━━━━━ Dataset content
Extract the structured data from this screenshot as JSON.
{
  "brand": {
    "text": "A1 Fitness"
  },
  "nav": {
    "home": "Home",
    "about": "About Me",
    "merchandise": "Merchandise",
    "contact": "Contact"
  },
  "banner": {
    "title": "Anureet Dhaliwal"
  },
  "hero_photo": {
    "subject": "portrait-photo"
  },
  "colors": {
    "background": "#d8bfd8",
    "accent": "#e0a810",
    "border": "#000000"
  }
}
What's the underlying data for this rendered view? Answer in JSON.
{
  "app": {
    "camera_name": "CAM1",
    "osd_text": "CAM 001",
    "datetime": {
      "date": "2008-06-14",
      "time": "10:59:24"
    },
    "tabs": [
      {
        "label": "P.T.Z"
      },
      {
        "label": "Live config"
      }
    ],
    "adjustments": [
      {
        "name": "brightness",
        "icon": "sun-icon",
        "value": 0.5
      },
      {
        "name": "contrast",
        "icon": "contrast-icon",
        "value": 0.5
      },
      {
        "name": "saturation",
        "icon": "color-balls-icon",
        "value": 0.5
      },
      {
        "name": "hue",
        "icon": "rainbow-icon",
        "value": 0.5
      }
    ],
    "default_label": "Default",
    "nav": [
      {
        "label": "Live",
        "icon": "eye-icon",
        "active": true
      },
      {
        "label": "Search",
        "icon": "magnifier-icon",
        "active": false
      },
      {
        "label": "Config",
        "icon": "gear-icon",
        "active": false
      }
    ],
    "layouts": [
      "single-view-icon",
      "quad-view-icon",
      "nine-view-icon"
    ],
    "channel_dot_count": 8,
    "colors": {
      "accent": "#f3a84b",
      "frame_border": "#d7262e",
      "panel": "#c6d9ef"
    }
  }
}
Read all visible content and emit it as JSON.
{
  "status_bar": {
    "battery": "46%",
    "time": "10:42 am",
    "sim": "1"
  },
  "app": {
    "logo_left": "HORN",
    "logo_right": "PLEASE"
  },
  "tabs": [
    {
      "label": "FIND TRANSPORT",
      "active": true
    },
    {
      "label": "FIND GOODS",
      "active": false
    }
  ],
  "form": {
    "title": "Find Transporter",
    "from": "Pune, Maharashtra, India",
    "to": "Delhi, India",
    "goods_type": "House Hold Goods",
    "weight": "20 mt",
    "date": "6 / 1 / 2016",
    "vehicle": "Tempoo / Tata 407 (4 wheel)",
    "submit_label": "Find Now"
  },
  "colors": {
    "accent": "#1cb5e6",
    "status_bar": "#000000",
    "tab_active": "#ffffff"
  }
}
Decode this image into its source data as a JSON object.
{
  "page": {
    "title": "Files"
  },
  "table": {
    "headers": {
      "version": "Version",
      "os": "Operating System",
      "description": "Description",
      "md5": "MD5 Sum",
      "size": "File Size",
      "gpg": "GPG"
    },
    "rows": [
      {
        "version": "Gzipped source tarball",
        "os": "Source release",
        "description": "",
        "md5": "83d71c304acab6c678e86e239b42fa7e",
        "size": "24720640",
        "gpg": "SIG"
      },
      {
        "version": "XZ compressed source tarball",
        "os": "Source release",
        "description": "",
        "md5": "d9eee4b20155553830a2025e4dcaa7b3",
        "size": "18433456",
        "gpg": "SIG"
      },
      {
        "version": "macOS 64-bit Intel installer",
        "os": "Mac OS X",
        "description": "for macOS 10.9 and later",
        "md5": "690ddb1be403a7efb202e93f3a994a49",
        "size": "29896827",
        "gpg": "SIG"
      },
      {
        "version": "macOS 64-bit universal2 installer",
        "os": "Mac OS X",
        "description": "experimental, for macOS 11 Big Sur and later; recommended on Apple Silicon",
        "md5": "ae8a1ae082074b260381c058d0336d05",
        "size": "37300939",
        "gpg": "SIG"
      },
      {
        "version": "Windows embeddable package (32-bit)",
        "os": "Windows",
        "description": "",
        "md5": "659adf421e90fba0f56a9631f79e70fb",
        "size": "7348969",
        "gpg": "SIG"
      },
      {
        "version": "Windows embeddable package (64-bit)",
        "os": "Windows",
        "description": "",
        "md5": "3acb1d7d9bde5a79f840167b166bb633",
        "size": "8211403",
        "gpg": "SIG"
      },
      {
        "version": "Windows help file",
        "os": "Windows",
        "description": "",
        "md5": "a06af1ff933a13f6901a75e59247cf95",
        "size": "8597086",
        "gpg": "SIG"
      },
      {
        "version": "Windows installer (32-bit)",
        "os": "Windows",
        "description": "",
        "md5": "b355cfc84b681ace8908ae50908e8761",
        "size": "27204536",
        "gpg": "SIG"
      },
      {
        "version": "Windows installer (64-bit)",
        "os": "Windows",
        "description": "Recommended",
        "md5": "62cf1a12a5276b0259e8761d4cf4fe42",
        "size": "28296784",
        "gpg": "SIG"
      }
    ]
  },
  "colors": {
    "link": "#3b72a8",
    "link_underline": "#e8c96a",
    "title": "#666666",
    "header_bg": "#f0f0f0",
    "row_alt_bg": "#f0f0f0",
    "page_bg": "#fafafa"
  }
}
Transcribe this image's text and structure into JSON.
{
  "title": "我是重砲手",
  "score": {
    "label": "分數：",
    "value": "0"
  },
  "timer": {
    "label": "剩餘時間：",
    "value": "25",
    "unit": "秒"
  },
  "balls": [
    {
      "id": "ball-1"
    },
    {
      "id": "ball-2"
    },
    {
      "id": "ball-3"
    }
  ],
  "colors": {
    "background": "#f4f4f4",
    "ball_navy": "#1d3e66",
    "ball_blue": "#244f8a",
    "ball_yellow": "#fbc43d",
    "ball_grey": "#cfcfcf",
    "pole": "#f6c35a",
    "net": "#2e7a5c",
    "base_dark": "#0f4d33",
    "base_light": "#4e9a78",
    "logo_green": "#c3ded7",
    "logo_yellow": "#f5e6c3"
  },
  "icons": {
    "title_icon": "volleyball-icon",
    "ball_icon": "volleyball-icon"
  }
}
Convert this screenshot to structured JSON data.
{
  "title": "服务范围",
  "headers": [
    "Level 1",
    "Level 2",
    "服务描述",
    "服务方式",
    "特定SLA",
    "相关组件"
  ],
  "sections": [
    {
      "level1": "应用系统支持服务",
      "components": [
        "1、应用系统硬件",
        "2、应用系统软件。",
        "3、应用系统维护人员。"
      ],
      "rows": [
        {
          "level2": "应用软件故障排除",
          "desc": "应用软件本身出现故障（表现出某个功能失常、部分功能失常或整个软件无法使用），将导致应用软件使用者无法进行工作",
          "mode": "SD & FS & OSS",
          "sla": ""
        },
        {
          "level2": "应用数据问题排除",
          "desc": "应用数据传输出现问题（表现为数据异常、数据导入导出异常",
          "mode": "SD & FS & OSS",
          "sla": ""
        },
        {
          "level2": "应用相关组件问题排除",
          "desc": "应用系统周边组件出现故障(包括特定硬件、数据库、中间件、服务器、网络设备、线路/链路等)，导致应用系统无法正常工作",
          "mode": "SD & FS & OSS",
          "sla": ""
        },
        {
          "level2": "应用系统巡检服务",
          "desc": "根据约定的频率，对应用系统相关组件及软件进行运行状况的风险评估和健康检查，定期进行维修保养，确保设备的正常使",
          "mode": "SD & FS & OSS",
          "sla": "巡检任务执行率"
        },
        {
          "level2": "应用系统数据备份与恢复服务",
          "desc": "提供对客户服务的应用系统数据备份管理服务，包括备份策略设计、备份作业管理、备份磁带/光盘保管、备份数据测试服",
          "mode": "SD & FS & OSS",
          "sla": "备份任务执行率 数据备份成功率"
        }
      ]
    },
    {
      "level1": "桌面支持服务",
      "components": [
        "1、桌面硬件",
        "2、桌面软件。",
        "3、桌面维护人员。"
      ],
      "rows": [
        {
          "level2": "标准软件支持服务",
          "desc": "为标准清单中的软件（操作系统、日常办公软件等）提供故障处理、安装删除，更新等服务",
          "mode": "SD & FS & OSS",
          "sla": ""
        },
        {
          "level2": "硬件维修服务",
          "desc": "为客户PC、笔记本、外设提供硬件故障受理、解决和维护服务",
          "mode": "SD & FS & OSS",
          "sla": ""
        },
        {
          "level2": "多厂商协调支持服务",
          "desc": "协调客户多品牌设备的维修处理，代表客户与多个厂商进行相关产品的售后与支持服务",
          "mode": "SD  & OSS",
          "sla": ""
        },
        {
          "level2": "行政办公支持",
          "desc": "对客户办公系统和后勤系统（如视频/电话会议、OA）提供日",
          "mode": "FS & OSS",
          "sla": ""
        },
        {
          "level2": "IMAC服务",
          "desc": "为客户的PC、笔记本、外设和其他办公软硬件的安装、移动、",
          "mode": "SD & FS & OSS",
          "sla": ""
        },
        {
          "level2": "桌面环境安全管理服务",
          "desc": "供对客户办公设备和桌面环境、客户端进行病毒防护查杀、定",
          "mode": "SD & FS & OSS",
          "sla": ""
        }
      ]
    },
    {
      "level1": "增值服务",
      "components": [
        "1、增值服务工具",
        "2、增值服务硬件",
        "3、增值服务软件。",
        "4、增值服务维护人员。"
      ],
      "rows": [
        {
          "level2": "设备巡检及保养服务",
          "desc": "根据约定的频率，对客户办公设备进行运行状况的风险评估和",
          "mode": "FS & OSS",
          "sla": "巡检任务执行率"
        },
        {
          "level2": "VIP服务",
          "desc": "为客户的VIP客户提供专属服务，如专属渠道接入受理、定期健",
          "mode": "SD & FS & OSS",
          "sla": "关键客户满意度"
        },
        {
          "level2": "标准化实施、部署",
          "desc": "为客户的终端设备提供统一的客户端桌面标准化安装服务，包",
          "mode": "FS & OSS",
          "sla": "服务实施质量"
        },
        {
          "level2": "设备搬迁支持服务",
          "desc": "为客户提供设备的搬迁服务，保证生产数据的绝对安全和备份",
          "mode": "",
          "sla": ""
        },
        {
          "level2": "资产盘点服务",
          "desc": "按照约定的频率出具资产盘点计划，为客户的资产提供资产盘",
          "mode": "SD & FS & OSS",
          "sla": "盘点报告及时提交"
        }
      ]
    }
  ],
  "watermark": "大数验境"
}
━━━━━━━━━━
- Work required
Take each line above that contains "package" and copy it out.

- Exercise response
        "version": "Windows embeddable package (32-bit)",
        "version": "Windows embeddable package (64-bit)",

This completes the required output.